V15 "Salute Philologus, and Julia, Nereus, and his sister, and Olympas, and all the saints which are with them."
These are converts from Rome and remembered dearly by Paul. Certain traditions say Julia and Nereus may have been of the Christians of Caesar’s household.

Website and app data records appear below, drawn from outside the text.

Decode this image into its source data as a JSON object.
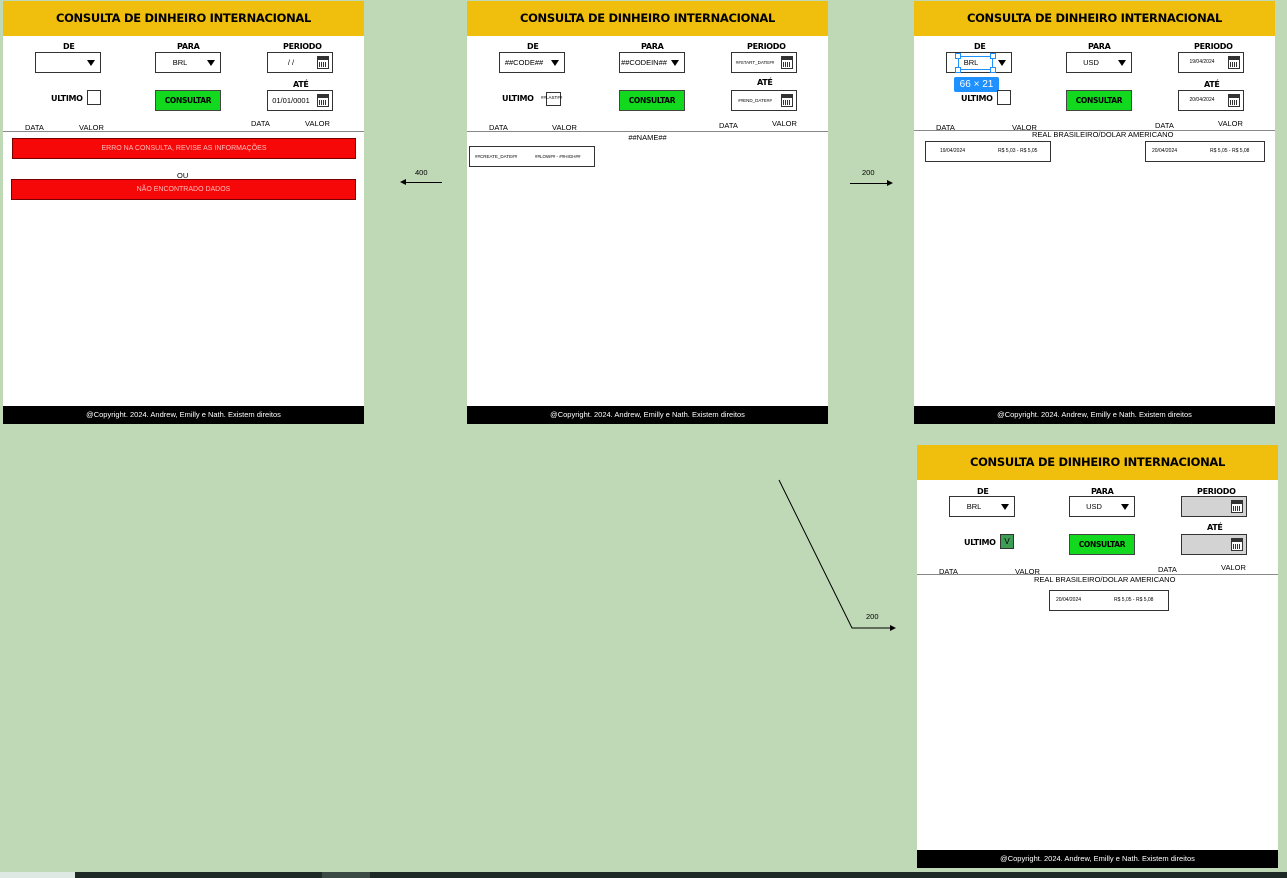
{
  "header_title": "CONSULTA DE DINHEIRO INTERNACIONAL",
  "footer_text": "@Copyright. 2024. Andrew, Emilly e Nath. Existem direitos",
  "labels": {
    "de": "DE",
    "para": "PARA",
    "periodo": "PERIODO",
    "ate": "ATÉ",
    "ultimo": "ULTIMO",
    "consultar": "CONSULTAR",
    "data": "DATA",
    "valor": "VALOR"
  },
  "screen_error": {
    "de_value": "",
    "para_value": "BRL",
    "periodo_value": "/ /",
    "ate_value": "01/01/0001",
    "error_message": "ERRO NA CONSULTA, REVISE AS INFORMAÇÕES",
    "ou": "OU",
    "not_found_message": "NÃO ENCONTRADO DADOS"
  },
  "screen_template": {
    "de_value": "##CODE##",
    "para_value": "##CODEIN##",
    "periodo_value": "##START_DATE##",
    "ate_value": "##END_DATE##",
    "last_value": "##LAST##",
    "name": "##NAME##",
    "row_date": "##CREATE_DATE##",
    "row_value": "##LOW## - ##HIGH##"
  },
  "screen_period": {
    "de_value": "BRL",
    "para_value": "USD",
    "periodo_value": "19/04/2024",
    "ate_value": "20/04/2024",
    "name": "REAL BRASILEIRO/DOLAR AMERICANO",
    "rows": [
      {
        "date": "19/04/2024",
        "value": "R$ 5,03 - R$ 5,05"
      },
      {
        "date": "20/04/2024",
        "value": "R$ 5,05 - R$ 5,08"
      }
    ],
    "size_badge": "66 × 21"
  },
  "screen_last": {
    "de_value": "BRL",
    "para_value": "USD",
    "ultimo_checked": "V",
    "name": "REAL BRASILEIRO/DOLAR AMERICANO",
    "rows": [
      {
        "date": "20/04/2024",
        "value": "R$ 5,05 - R$ 5,08"
      }
    ]
  },
  "arrows": {
    "to_error": "400",
    "to_period": "200",
    "to_last": "200"
  }
}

SUMMARY Chapter 16 shows a diverse mixture of people. It seems to be a snapshot of the New Testament church of Jesus Christ, comprising people of all cultures and former beliefs. God does not care who you are, what you have done, or what your background is because he is interested in you and your salvation. He sent his only begotten son, Jesus Christ, to die on a cross many years ago so you may live and experience eternal life today. Throughout history, men and women have searched for salvation through other means, never reaching the pinnacle of their desires. Every other way to God is a rabbit hole, a dead end. None of them goes through to the other side. Jesus Christ is the only path designated by God Almighty. Only through Jesus Christ alone can we reach the other side, Eternity. All other pathways offer many things. They have much advertised, but in the end, all they deliver is death. Every one of these lesser-known Biblical women of faith gave their hearts to Jesus Christ at some stage in their lives. Prior to that, they would have died a spiritual death, but now they have been given eternal life by making that one decision. Their passion back then shows us now how much of an impact they made on the furtherance of the gospel of Jesus Christ. They just did their simple jobs well. We don't need to be the preacher or anybody important, we just need to play our little parts in the jigsaw properly, otherwise, bits are missing when it all comes together.